And despite VW’s best efforts to make the Cabriolet sportier, you could say the same about the handling. It’s more prone to wallowing in corners than the Golf Cabriolet is, and suffers from more chassis flex and body roll.
In that sense, the Beetle definitely doesn’t feel sporty – at least not as sporty as the Golf – but unfortunately it doesn’t ride quite so well, either. Over potholes and large ridges, the Cabriolet shimmies and crashes more than you’d expect. It does smooth out rougher motorway surfaces, though, and impressive refinement with the roof raised adds to the car’s decent long-distance cruising ability.
There are other compromises to be found, such as the small 225-litre boot and how the folded soft-top restricts your over-the-shoulder visibility. However, typical Beetle buyers tend to favour style over practicality, so those issues will pose them less of a problem.
There’s definitely a place for the new Beetle in VW’s soft-top line-up. It’ll cost you £24,050 with this 1.4 TSI engine in top-of-the-range Sport spec, while the Golf Cabriolet will set you back £25,645 in similar GT trim.

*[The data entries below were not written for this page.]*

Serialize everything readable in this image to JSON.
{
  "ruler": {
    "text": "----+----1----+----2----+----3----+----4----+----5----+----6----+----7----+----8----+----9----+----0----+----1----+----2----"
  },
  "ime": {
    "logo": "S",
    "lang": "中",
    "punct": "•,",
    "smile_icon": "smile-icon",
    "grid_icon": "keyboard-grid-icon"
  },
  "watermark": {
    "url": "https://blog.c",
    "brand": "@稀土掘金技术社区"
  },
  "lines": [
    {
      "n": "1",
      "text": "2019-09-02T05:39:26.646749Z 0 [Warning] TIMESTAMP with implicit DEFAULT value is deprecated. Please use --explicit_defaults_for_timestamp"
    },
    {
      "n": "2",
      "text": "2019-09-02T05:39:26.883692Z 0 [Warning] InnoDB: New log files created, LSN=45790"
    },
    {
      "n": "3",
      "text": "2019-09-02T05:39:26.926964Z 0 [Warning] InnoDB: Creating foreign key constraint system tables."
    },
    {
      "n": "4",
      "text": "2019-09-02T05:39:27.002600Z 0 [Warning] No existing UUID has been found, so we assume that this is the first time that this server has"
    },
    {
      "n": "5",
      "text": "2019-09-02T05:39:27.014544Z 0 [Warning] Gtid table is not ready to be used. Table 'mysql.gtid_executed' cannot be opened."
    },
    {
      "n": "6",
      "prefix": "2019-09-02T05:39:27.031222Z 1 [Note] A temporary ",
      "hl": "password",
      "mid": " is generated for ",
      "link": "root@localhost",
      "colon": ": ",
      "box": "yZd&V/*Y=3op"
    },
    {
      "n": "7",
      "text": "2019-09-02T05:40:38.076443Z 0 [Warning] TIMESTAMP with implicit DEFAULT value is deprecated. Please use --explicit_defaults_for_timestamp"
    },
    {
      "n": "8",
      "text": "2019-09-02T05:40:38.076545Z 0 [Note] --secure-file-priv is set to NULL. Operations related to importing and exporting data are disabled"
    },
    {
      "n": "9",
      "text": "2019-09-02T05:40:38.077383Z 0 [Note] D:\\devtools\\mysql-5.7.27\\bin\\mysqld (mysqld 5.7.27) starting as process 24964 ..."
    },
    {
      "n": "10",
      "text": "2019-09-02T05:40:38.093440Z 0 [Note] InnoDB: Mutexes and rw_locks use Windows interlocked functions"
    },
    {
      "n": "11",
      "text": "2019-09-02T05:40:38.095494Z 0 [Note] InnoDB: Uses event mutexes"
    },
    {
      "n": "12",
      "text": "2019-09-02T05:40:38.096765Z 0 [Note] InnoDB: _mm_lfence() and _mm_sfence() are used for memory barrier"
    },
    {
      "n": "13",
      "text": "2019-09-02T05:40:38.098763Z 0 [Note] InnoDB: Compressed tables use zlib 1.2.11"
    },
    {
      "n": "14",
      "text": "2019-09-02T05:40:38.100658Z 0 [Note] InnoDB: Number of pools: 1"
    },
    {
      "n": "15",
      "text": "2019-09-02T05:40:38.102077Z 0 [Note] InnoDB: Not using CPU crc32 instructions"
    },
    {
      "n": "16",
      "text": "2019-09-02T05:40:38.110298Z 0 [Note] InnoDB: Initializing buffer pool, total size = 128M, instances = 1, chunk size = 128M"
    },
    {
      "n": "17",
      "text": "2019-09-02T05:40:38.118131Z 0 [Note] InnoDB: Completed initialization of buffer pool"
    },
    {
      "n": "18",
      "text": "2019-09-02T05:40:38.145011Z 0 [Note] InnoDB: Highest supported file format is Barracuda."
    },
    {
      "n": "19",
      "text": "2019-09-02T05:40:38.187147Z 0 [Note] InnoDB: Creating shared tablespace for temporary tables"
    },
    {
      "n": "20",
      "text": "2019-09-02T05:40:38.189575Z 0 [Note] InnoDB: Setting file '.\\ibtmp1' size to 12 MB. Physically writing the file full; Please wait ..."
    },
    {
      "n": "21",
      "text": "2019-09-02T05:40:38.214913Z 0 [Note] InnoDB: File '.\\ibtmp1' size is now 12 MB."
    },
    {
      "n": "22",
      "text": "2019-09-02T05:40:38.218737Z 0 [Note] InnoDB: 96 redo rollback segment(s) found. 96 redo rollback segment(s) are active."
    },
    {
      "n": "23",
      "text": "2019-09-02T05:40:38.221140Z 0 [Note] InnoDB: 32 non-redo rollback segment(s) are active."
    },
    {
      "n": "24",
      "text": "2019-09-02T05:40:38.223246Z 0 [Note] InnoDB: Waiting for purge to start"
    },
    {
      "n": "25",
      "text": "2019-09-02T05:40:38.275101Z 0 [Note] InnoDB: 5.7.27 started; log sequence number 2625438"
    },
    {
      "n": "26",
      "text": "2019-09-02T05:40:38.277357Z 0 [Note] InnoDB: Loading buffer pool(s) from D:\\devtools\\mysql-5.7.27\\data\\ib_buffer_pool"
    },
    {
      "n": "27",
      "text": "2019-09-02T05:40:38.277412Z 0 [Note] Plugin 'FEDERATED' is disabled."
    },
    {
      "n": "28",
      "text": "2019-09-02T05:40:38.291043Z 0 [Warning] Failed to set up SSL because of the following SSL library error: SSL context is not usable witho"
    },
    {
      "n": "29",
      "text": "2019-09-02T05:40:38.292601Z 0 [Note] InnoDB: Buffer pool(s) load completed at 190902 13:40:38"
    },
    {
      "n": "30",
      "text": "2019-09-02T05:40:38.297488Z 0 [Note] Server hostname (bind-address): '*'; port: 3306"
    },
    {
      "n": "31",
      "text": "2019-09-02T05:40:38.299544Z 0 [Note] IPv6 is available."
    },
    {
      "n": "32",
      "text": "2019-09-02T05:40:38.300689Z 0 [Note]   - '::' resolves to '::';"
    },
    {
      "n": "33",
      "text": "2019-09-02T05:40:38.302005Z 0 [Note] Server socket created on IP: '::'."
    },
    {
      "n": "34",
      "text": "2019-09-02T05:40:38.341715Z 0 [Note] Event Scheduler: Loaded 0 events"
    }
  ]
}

So while it may not be quite as rounded or engaging as the Golf, and trails on quality, the Beetle is undoubtedly stylish and a good deal cheaper to buy.